Tesla sales in China, the world’s largest car market and a crucial element of the company’s fortunes, slumped at the end of 2022 as domestic manufacturers like BYD gained ground with lower-priced electric vehicles, according to data published Thursday.

Tesla sold around 56,000 cars in China last month, a decline of 21 percent from a year earlier, and 44 percent from the previous month. For the full year, Tesla’s Chinese sales rose nearly 50 percent, according to data published by the China Passenger Car Association.

China accounts for roughly 40 percent of Tesla’s sales. Concern about the carmaker’s performance there has been a significant factor in the precipitous decline of Tesla’s share price last year. The company’s stock was down about 3 percent on Thursday afternoon.

Tesla has grown rapidly in China but is facing increasingly stiff competition from companies like BYD, which sells well-regarded cars at lower prices and is the country’s No. 1 electric vehicle brand. BYD sales including hybrid vehicles more than doubled in December from a year earlier, and rose 2 percent in December from November, according to the Passenger Car Association’s data.

China is considered key to Tesla’s global ambitions. In contrast to the United States and Europe, overall auto sales there are still rising because many people do not own cars, or own just one vehicle. The Chinese government has heavily promoted electric vehicle ownership as a solution to urban air pollution, though it has slashed subsidies recently.

“When you are not active in the largest market in the world, you are nowhere,” Axel Schmidt, a senior managing director at Accenture who oversees the consulting firm’s automotive division, said before publication of the sales figures.

Tesla’s factory in Shanghai is considered one of the company’s most efficient plants and supplies cars to Europe and other parts of Asia in addition to China. The figures published Thursday include exports.
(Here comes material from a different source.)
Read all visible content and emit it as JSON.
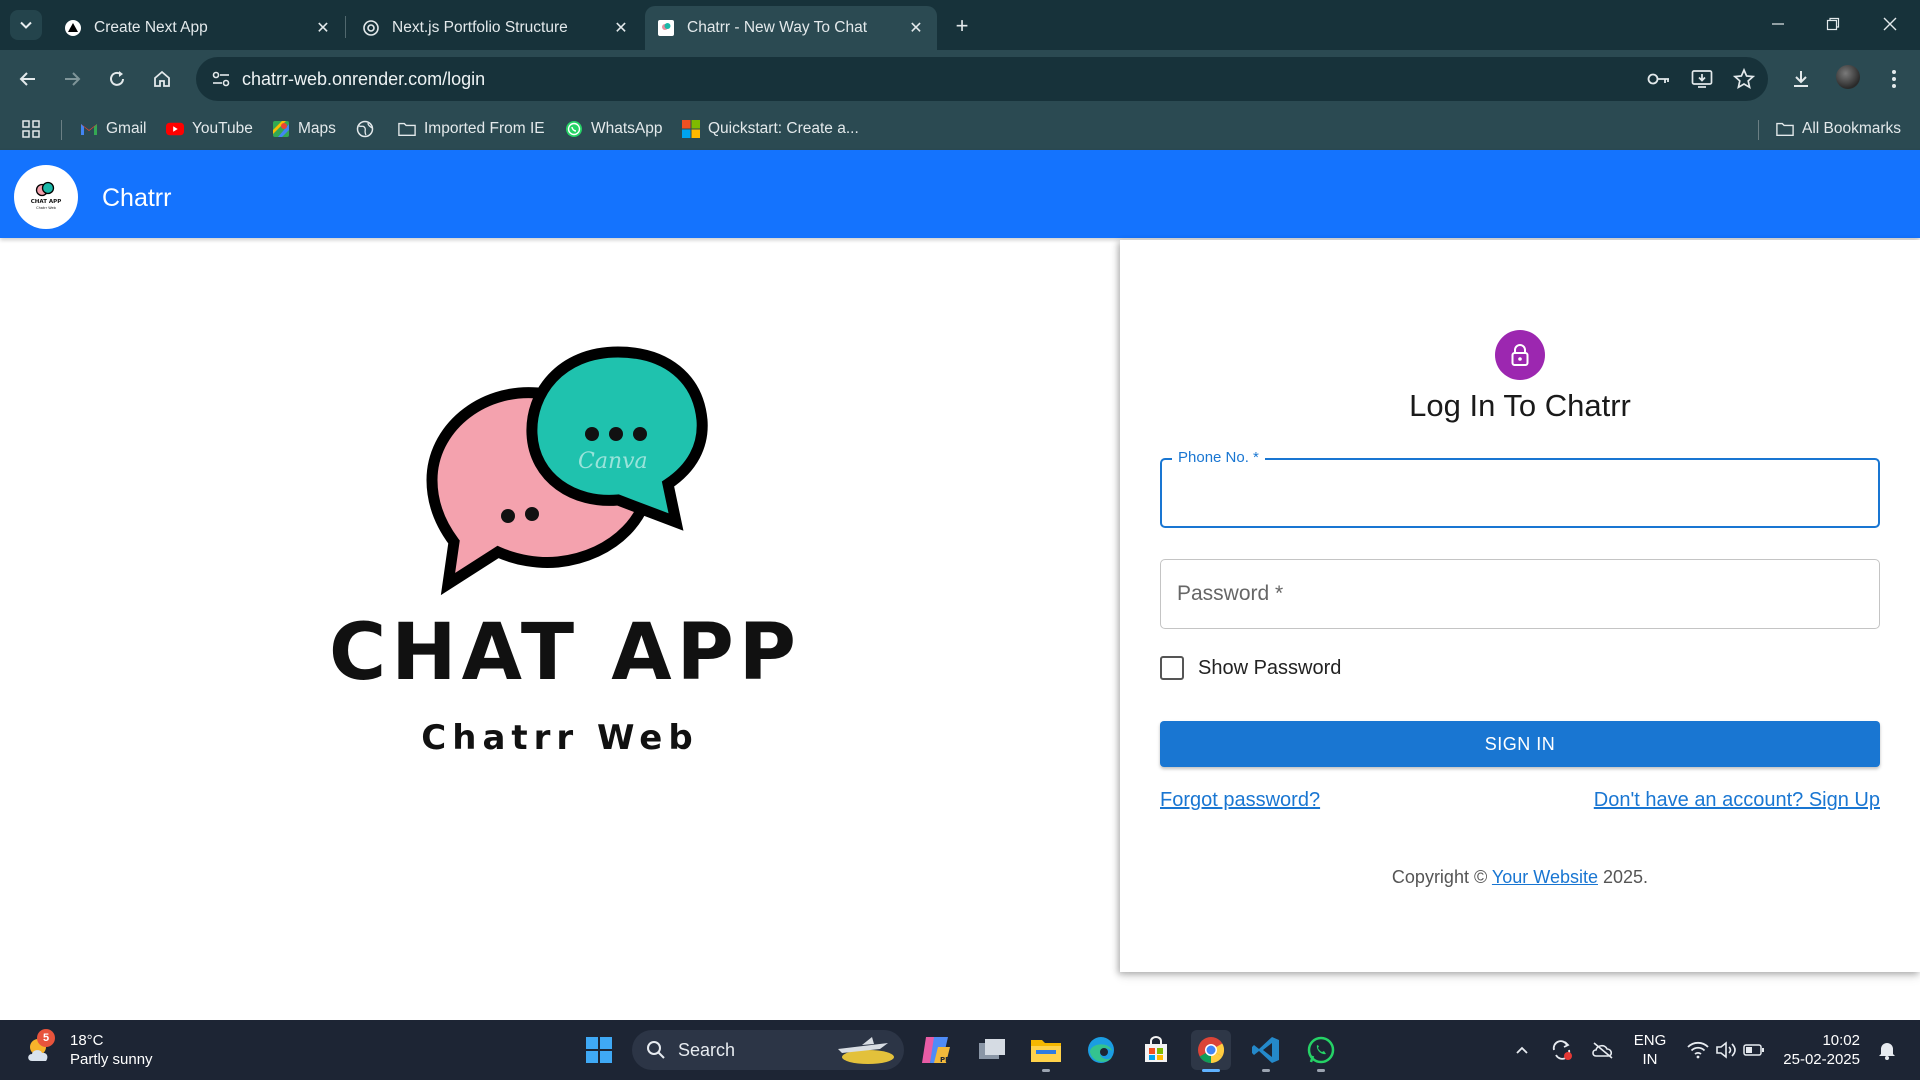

The Shanghai factory was forced to shut down repeatedly during 2022 because of supply chain problems and pandemic lockdowns.

China is in the midst of a pandemic crisis after the government abandoned its “zero Covid” policy in the face of public protests, lifting draconian quarantine and lockdown measures and triggering a surge in cases.

The Tesla sales decline has to be viewed “in the context of the massive Covid outbreak” in December, Gary Black, managing partner of the Future Fund, an investment firm that owns Tesla shares, said on Twitter.

Overall, sales of hybrids and cars powered solely by batteries in China were flat in December compared with November, the association said.

There have been other signs that Tesla was suffering from softening demand for its products in China. The company has cut prices for the Model Y and Model 3, the two vehicles it makes in Shanghai. The company’s website says vehicles can be delivered in as little as a week — last year, waits stretched to months.

Analysts say Tesla could be vulnerable to political tensions between the United States and China. Elon Musk, the company’s chief executive, has courted the Chinese government, suggesting, for example, that Taiwan become a special administrative zone of China as a way of ceding more control to Beijing. Taiwan refuses to relinquish any control to China or compromise its independence, and Mr. Musk’s remark angered leaders in Taipei.

Another concern for Tesla: BYD and other Chinese automakers have begun selling cars in Europe. Their expansion could cost Tesla, Volkswagen and other automakers sales and market share when many European car buyers are replacing combustion engine vehicles for battery-powered cars.

“The major worry now overhead for Tesla is that the demand story, especially out of China, is showing heavy cracks in the armor at a time that E.V. competition is steadily increasing,” Daniel Ives, an analyst at Wedbush Securities, said in a note to clients on Wednesday.

Sumber: www.nytimes.com